INFORMATION PROVIDED Block Start

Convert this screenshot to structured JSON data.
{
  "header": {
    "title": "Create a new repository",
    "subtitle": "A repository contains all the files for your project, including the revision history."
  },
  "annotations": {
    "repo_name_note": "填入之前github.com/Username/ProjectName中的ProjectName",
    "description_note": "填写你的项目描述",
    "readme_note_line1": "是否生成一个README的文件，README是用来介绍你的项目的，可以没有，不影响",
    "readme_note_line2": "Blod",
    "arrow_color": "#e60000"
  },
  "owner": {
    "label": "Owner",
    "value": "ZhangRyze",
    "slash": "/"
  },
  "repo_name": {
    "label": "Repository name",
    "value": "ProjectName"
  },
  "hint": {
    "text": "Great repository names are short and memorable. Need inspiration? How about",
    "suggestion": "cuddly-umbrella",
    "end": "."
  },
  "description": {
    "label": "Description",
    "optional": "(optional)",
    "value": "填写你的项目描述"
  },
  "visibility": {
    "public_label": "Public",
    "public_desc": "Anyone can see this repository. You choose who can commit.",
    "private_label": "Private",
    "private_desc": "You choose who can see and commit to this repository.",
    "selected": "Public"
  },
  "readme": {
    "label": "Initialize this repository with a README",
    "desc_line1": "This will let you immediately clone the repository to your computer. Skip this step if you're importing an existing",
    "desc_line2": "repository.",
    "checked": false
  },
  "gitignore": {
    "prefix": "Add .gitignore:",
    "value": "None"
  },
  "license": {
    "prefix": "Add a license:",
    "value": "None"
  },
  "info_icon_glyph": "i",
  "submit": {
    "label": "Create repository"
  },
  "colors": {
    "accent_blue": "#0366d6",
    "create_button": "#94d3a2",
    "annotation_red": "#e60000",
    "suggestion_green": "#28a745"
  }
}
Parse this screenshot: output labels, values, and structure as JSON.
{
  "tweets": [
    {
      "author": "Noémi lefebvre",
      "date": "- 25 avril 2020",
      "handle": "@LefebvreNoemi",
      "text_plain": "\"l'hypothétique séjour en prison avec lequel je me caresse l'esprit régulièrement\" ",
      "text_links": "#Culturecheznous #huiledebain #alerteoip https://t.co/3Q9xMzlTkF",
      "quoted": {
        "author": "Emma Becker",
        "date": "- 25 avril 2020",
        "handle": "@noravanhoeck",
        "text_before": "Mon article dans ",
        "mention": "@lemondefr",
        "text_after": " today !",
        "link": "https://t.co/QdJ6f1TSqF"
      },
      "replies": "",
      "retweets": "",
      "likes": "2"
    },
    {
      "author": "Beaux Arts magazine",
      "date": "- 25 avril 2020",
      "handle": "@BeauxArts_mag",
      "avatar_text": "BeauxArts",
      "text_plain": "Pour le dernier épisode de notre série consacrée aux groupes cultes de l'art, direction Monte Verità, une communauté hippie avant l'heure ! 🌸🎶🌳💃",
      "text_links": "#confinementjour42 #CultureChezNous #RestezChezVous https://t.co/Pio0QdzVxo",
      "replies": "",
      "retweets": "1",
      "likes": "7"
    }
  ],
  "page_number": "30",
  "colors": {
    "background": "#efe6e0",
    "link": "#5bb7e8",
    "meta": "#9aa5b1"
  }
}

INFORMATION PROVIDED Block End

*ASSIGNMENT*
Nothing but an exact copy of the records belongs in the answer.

*EXERCISE SOLUTION*
Convert this screenshot to structured JSON data.
{
  "header": {
    "title": "Create a new repository",
    "subtitle": "A repository contains all the files for your project, including the revision history."
  },
  "annotations": {
    "repo_name_note": "填入之前github.com/Username/ProjectName中的ProjectName",
    "description_note": "填写你的项目描述",
    "readme_note_line1": "是否生成一个README的文件，README是用来介绍你的项目的，可以没有，不影响",
    "readme_note_line2": "Blod",
    "arrow_color": "#e60000"
  },
  "owner": {
    "label": "Owner",
    "value": "ZhangRyze",
    "slash": "/"
  },
  "repo_name": {
    "label": "Repository name",
    "value": "ProjectName"
  },
  "hint": {
    "text": "Great repository names are short and memorable. Need inspiration? How about",
    "suggestion": "cuddly-umbrella",
    "end": "."
  },
  "description": {
    "label": "Description",
    "optional": "(optional)",
    "value": "填写你的项目描述"
  },
  "visibility": {
    "public_label": "Public",
    "public_desc": "Anyone can see this repository. You choose who can commit.",
    "private_label": "Private",
    "private_desc": "You choose who can see and commit to this repository.",
    "selected": "Public"
  },
  "readme": {
    "label": "Initialize this repository with a README",
    "desc_line1": "This will let you immediately clone the repository to your computer. Skip this step if you're importing an existing",
    "desc_line2": "repository.",
    "checked": false
  },
  "gitignore": {
    "prefix": "Add .gitignore:",
    "value": "None"
  },
  "license": {
    "prefix": "Add a license:",
    "value": "None"
  },
  "info_icon_glyph": "i",
  "submit": {
    "label": "Create repository"
  },
  "colors": {
    "accent_blue": "#0366d6",
    "create_button": "#94d3a2",
    "annotation_red": "#e60000",
    "suggestion_green": "#28a745"
  }
}
Parse this screenshot: output labels, values, and structure as JSON.
{
  "tweets": [
    {
      "author": "Noémi lefebvre",
      "date": "- 25 avril 2020",
      "handle": "@LefebvreNoemi",
      "text_plain": "\"l'hypothétique séjour en prison avec lequel je me caresse l'esprit régulièrement\" ",
      "text_links": "#Culturecheznous #huiledebain #alerteoip https://t.co/3Q9xMzlTkF",
      "quoted": {
        "author": "Emma Becker",
        "date": "- 25 avril 2020",
        "handle": "@noravanhoeck",
        "text_before": "Mon article dans ",
        "mention": "@lemondefr",
        "text_after": " today !",
        "link": "https://t.co/QdJ6f1TSqF"
      },
      "replies": "",
      "retweets": "",
      "likes": "2"
    },
    {
      "author": "Beaux Arts magazine",
      "date": "- 25 avril 2020",
      "handle": "@BeauxArts_mag",
      "avatar_text": "BeauxArts",
      "text_plain": "Pour le dernier épisode de notre série consacrée aux groupes cultes de l'art, direction Monte Verità, une communauté hippie avant l'heure ! 🌸🎶🌳💃",
      "text_links": "#confinementjour42 #CultureChezNous #RestezChezVous https://t.co/Pio0QdzVxo",
      "replies": "",
      "retweets": "1",
      "likes": "7"
    }
  ],
  "page_number": "30",
  "colors": {
    "background": "#efe6e0",
    "link": "#5bb7e8",
    "meta": "#9aa5b1"
  }
}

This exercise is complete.